Survivors of abuse in state care are bitterly disappointed the Solicitor-General hasn't apologised for the way Crown lawyers treated them during lengthy court battles over compensation.
Solicitor-General Una Jagose QC spent three days last week giving evidence at the Abuse in Care inquiry in Auckland, telling the commissioners she was there to explain the Crown's role but not to necessarily defend it.
The royal commission is continuing its hearing in Auckland into the processes around redress for people abused and neglected in state care.
Survivors of abuse have repeatedly told the inquiry that they were re-traumatised by what some called the Crown's brutal approach to litigation.
Leonie McInroe spent 18 months in the adolescent unit at Lake Alice Psychiatric Hospital between 1975 and 1977.
During that time she was given massive doses of medication and electroconvulsive therapy (ECT).
McInroe was disappointed with the Solicitor-General's evidence and felt it was dismissive of concern over the way Crown Law approached her case.
''The tactics that she's renamed litigation steps is quite interesting but I fully stand by my claims of the obstruction of justice.''
McInroe said Crown Law's treatment of her during the litigation process over a nine-year period was abhorrent and abusive, and included having a forensic psychiatric examination and having her private diaries taken.
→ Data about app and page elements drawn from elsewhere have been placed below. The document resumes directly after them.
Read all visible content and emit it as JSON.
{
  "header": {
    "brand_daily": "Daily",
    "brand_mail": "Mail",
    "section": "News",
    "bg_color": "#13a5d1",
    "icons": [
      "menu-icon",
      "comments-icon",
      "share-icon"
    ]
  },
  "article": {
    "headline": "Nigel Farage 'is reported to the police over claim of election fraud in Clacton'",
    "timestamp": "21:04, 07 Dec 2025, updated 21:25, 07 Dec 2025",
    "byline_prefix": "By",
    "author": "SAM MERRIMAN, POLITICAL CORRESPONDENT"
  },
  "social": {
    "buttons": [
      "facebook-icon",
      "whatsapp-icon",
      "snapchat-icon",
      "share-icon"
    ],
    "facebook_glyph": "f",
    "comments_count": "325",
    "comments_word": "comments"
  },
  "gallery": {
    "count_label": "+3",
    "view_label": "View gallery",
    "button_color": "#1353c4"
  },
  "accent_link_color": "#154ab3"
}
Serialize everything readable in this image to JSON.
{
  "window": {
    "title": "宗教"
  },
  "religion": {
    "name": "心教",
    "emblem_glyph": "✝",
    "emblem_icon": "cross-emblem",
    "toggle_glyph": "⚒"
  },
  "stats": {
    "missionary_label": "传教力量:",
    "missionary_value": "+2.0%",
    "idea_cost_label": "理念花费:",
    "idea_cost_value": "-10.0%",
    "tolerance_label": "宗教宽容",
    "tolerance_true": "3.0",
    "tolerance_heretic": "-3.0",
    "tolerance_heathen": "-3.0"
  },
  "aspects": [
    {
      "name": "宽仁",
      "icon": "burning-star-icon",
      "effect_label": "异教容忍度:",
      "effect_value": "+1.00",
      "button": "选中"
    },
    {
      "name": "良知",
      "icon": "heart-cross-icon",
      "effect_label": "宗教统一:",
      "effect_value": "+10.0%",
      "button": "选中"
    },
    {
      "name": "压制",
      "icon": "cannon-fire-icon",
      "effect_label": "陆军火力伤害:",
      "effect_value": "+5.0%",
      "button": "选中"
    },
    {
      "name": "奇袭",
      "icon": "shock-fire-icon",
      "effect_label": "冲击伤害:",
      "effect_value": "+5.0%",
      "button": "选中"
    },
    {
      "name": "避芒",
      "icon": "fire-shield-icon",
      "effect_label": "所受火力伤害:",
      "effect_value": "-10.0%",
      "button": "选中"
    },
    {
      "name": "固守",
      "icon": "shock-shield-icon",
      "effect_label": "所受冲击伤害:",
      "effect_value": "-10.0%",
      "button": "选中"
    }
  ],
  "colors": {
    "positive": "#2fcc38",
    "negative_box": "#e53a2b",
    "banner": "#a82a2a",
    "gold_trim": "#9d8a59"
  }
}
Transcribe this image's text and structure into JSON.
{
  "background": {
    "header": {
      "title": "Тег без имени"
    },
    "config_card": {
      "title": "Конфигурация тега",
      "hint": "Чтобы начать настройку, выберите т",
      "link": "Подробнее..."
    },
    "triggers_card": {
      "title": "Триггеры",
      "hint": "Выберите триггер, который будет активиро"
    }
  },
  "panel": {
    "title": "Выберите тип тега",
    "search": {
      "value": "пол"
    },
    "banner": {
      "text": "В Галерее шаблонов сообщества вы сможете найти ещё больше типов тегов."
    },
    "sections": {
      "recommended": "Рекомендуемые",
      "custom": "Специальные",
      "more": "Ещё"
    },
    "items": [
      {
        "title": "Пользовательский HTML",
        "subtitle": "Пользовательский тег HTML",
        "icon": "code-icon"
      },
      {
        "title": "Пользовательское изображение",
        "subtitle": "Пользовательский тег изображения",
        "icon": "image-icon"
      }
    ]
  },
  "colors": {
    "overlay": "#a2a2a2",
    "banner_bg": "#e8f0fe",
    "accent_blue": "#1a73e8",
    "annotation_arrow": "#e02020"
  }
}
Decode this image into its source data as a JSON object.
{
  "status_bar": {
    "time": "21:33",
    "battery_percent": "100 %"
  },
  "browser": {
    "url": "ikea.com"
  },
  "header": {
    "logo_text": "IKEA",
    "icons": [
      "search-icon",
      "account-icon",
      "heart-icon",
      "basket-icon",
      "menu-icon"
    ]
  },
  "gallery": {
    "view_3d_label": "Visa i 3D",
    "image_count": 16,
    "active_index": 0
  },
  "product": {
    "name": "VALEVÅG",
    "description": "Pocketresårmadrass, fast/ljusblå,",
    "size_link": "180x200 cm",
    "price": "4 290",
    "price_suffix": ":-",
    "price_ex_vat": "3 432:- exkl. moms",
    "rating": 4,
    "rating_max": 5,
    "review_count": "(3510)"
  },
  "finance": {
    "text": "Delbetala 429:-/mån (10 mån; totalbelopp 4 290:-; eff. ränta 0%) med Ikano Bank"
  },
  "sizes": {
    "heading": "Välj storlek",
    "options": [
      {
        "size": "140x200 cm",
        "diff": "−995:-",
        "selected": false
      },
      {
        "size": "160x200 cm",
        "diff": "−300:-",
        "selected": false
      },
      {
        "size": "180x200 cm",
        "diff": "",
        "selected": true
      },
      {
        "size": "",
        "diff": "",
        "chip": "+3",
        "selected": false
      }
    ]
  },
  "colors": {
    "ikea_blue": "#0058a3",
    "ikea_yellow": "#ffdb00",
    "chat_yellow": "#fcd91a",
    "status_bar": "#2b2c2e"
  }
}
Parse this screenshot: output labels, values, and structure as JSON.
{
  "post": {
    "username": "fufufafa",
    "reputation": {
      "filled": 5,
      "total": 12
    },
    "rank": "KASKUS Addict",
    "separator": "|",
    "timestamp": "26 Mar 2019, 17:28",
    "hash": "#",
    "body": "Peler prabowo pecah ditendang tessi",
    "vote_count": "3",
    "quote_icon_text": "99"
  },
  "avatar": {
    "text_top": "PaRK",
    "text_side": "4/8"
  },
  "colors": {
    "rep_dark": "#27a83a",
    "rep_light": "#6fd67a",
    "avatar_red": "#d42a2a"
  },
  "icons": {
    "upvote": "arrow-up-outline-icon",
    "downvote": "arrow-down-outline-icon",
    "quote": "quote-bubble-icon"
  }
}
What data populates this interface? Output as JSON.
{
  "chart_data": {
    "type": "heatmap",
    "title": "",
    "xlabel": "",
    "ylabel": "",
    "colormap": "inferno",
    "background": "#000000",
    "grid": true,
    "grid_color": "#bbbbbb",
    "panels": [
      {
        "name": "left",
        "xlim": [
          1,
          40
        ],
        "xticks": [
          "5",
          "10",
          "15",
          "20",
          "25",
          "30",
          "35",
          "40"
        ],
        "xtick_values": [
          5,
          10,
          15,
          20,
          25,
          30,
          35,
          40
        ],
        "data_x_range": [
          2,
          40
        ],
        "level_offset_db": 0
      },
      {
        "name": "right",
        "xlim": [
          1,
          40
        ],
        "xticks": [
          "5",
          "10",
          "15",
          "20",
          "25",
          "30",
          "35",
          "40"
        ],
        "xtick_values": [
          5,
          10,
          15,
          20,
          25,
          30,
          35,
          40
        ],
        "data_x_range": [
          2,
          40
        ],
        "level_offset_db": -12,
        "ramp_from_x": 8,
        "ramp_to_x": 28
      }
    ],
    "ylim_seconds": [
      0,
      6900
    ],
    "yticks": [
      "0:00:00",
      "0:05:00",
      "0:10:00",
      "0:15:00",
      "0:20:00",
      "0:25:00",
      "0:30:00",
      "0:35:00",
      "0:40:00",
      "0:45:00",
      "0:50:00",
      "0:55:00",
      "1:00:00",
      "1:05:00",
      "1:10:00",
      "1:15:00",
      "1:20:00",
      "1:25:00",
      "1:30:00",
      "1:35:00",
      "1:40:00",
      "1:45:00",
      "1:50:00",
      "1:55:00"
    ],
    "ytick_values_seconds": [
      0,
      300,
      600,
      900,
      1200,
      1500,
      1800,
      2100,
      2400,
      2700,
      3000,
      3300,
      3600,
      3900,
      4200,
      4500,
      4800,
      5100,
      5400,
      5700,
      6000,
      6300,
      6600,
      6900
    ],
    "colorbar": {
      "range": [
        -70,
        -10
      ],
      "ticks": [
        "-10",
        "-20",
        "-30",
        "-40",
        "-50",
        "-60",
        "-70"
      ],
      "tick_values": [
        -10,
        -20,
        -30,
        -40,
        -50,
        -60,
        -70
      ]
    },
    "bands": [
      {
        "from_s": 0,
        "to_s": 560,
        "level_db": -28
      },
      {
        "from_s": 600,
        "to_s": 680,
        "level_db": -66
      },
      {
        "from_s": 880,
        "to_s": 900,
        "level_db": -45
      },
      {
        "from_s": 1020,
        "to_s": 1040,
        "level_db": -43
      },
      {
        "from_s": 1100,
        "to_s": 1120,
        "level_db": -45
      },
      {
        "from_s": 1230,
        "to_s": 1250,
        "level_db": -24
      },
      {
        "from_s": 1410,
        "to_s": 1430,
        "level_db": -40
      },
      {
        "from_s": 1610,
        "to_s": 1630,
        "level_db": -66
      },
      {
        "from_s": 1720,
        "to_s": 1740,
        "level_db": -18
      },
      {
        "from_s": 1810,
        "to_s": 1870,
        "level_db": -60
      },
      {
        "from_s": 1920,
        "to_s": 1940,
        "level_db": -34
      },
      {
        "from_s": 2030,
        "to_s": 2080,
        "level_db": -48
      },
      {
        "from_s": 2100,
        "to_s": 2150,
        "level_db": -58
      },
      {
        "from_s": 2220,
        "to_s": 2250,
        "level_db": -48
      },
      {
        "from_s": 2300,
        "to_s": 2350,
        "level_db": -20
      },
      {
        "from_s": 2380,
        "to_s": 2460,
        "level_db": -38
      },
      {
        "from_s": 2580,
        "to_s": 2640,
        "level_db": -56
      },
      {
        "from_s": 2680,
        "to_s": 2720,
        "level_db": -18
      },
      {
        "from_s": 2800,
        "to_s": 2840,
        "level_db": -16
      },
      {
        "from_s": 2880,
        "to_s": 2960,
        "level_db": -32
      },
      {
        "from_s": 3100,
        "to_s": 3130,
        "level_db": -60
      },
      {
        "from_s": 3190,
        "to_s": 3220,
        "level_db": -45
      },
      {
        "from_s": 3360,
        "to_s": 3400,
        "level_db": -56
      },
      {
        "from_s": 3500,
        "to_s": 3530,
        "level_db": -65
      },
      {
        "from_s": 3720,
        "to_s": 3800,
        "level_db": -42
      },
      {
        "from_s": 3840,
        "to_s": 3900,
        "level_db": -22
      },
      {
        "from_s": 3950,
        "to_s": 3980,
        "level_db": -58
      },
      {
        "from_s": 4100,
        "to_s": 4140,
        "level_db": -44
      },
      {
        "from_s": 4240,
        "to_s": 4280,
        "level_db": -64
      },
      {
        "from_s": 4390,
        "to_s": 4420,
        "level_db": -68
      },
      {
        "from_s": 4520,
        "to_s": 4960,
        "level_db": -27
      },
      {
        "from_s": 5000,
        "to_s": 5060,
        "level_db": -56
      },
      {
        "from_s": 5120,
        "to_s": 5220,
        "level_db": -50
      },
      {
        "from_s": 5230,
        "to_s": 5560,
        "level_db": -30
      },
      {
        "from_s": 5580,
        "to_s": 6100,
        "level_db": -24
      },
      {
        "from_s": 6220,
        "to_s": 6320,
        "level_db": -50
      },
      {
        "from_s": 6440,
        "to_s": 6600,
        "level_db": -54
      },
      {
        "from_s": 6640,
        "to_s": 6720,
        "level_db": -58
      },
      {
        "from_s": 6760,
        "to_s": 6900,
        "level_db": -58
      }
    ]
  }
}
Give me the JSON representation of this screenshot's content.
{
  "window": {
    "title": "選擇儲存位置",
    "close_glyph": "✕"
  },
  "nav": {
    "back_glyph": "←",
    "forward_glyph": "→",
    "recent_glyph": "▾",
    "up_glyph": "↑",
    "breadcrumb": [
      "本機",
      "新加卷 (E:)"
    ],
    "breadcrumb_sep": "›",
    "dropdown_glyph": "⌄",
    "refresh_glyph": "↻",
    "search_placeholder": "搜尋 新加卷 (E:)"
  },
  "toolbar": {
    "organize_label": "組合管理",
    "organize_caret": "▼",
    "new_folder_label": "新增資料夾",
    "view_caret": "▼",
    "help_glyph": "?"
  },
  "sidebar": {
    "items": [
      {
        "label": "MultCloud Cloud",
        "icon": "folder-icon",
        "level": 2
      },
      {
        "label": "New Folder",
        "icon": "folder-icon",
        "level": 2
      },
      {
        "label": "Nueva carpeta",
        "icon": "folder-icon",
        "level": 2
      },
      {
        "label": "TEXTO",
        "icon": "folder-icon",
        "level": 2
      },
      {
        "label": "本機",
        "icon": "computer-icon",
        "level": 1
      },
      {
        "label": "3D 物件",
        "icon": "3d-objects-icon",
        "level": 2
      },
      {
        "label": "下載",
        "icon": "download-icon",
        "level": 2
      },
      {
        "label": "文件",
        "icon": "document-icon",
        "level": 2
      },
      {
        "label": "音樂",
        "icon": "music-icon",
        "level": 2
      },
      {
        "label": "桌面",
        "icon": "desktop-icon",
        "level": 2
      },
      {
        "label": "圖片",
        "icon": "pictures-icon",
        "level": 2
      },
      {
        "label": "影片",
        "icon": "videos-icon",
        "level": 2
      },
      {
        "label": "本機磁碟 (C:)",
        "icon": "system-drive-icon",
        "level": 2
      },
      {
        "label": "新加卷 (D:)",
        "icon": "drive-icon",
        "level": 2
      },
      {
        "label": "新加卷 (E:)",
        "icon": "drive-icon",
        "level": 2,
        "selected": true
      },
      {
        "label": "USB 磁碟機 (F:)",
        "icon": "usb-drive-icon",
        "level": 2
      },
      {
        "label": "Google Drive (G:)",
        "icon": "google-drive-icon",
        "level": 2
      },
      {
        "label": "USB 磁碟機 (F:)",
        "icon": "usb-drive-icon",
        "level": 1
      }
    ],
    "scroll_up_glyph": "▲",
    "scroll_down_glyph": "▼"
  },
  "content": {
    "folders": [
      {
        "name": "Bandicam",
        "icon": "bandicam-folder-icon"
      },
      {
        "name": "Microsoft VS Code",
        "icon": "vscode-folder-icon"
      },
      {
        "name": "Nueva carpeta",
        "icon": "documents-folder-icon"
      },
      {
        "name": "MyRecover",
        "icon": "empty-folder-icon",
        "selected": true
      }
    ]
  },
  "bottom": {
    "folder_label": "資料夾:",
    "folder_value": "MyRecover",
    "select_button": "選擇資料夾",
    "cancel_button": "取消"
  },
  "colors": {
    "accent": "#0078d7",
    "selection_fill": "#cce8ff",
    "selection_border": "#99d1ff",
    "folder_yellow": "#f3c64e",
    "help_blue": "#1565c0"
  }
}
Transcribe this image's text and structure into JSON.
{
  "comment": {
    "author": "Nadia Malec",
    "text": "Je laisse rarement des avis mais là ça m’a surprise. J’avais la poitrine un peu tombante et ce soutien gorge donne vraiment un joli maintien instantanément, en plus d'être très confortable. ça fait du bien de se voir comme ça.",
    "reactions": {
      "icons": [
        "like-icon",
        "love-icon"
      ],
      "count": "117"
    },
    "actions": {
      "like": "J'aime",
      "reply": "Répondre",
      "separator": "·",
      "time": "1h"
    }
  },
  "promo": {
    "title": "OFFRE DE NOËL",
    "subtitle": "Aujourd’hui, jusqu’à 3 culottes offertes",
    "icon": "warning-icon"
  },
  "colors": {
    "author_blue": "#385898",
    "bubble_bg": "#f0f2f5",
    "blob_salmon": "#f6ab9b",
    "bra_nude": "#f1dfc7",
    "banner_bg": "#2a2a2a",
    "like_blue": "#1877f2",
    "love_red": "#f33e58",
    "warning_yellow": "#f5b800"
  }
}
She felt Jagose dismissed and brushed over that.
"I feel like, yet again, the opportunity for the Crown and the Solicitor-General on behalf of that Crown to apologise and say 'you know what, we did some things dreadfully wrong', is remiss, it wasn't there.''
Paul Zentveld, another survivor of Lake Alice, wants Jagose replaced.
"The evidence is pretty shocking about how they fought Winston Churchill-style when they were going to defend against me, but later on they abandoned the appeal on my court case.
"It is all about the way they treat people. It is not about just me, it's about all the survivors. We have been put through hell.''
Keith Wiffin was sexually and physically abused at the Epuni Boys' Home in the 1970s.
While he respects the Solicitor-General's knowledge of the law, that is where it ends for him.
''In terms of the law she knows her apples, but does that mean I trust her, no it doesn't. From what I have seen there is a lot of minimising going on, there's a lot of abdicating responsibility, passing the buck.''
He said the buck must stop with her and she must be held to account. He said a full apology may go some way towards that.
The Citizens Commission for Human Rights, a mental health watchdog, is observing the Abuse in Care inquiry very closely.
Its director, Mike Ferriss, said he would have liked to hear a full apology from the Solicitor-General and believes she was hedging during her evidence to the royal commission.
''She should be representing her office in a more professional way instead of saying 'I can't remember because I wasn't there'. Not enough background research into the operation of her own office especially around the Lake Alice cases.''
Ferriss said an apology from someone like the Solicitor-General would mean a lot for survivors.
The Solicitor-General was approached for comment.
A written response from her office said: "The Solicitor-General was grateful for the opportunity to speak about these matters to the Royal Commission when she gave evidence in public for three days this week. She will not be making any further public comment in the media while the Royal Commission is considering these matters."
The commission will hold its next public hearing from November 30 to December 11 when it will investigate redress for survivors of abuse in faith-based care.